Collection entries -
== Segment start ==

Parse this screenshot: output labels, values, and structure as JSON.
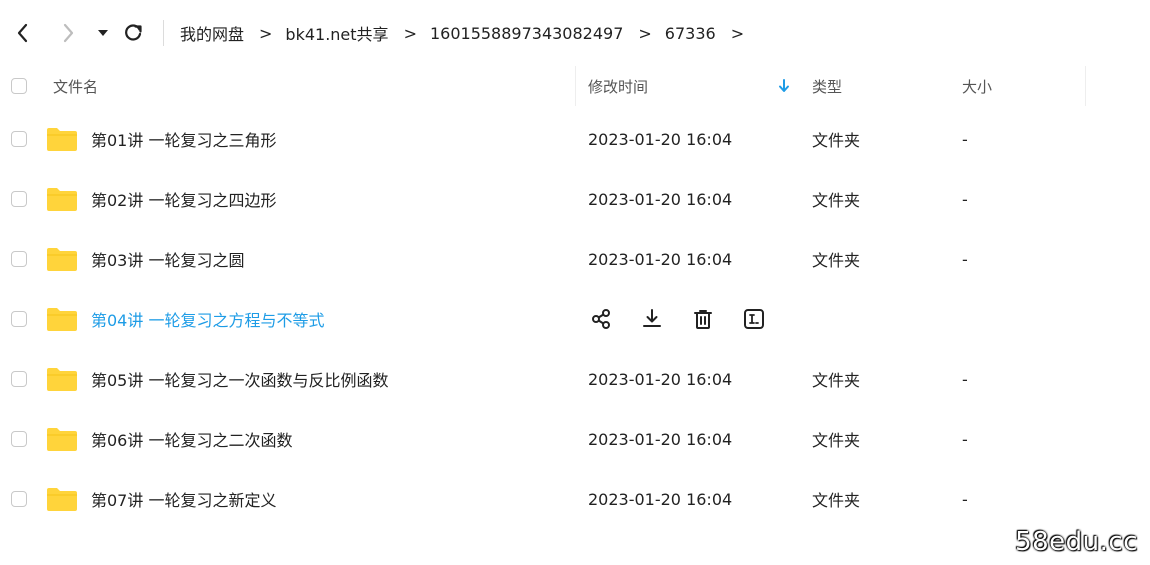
{
  "breadcrumb": [
    {
      "label": "我的网盘"
    },
    {
      "label": "bk41.net共享"
    },
    {
      "label": "1601558897343082497"
    },
    {
      "label": "67336"
    }
  ],
  "breadcrumb_separator": ">",
  "columns": {
    "name": "文件名",
    "modified": "修改时间",
    "type": "类型",
    "size": "大小"
  },
  "rows": [
    {
      "name": "第01讲 一轮复习之三角形",
      "modified": "2023-01-20 16:04",
      "type": "文件夹",
      "size": "-"
    },
    {
      "name": "第02讲 一轮复习之四边形",
      "modified": "2023-01-20 16:04",
      "type": "文件夹",
      "size": "-"
    },
    {
      "name": "第03讲 一轮复习之圆",
      "modified": "2023-01-20 16:04",
      "type": "文件夹",
      "size": "-"
    },
    {
      "name": "第04讲 一轮复习之方程与不等式",
      "modified": "",
      "type": "",
      "size": ""
    },
    {
      "name": "第05讲 一轮复习之一次函数与反比例函数",
      "modified": "2023-01-20 16:04",
      "type": "文件夹",
      "size": "-"
    },
    {
      "name": "第06讲 一轮复习之二次函数",
      "modified": "2023-01-20 16:04",
      "type": "文件夹",
      "size": "-"
    },
    {
      "name": "第07讲 一轮复习之新定义",
      "modified": "2023-01-20 16:04",
      "type": "文件夹",
      "size": "-"
    }
  ],
  "hover_row_actions": [
    "share-icon",
    "download-icon",
    "delete-icon",
    "rename-icon"
  ],
  "colors": {
    "accent": "#1e9ce6",
    "folder": "#ffd43b",
    "text": "#222222"
  },
  "watermark": "58edu.cc"
}
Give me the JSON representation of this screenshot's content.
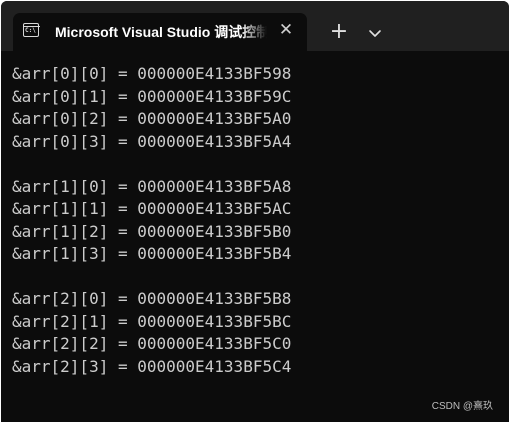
{
  "window": {
    "tab": {
      "icon": "console-app-icon",
      "icon_text": "C:\\",
      "title": "Microsoft Visual Studio 调试控制台",
      "close_glyph": "✕"
    },
    "new_tab_glyph": "+",
    "dropdown_icon": "chevron-down-icon"
  },
  "console": {
    "lines": [
      "&arr[0][0] = 000000E4133BF598",
      "&arr[0][1] = 000000E4133BF59C",
      "&arr[0][2] = 000000E4133BF5A0",
      "&arr[0][3] = 000000E4133BF5A4",
      "",
      "&arr[1][0] = 000000E4133BF5A8",
      "&arr[1][1] = 000000E4133BF5AC",
      "&arr[1][2] = 000000E4133BF5B0",
      "&arr[1][3] = 000000E4133BF5B4",
      "",
      "&arr[2][0] = 000000E4133BF5B8",
      "&arr[2][1] = 000000E4133BF5BC",
      "&arr[2][2] = 000000E4133BF5C0",
      "&arr[2][3] = 000000E4133BF5C4"
    ]
  },
  "watermark": "CSDN @熹玖"
}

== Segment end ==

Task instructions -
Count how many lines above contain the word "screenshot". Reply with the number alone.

Answer area -
2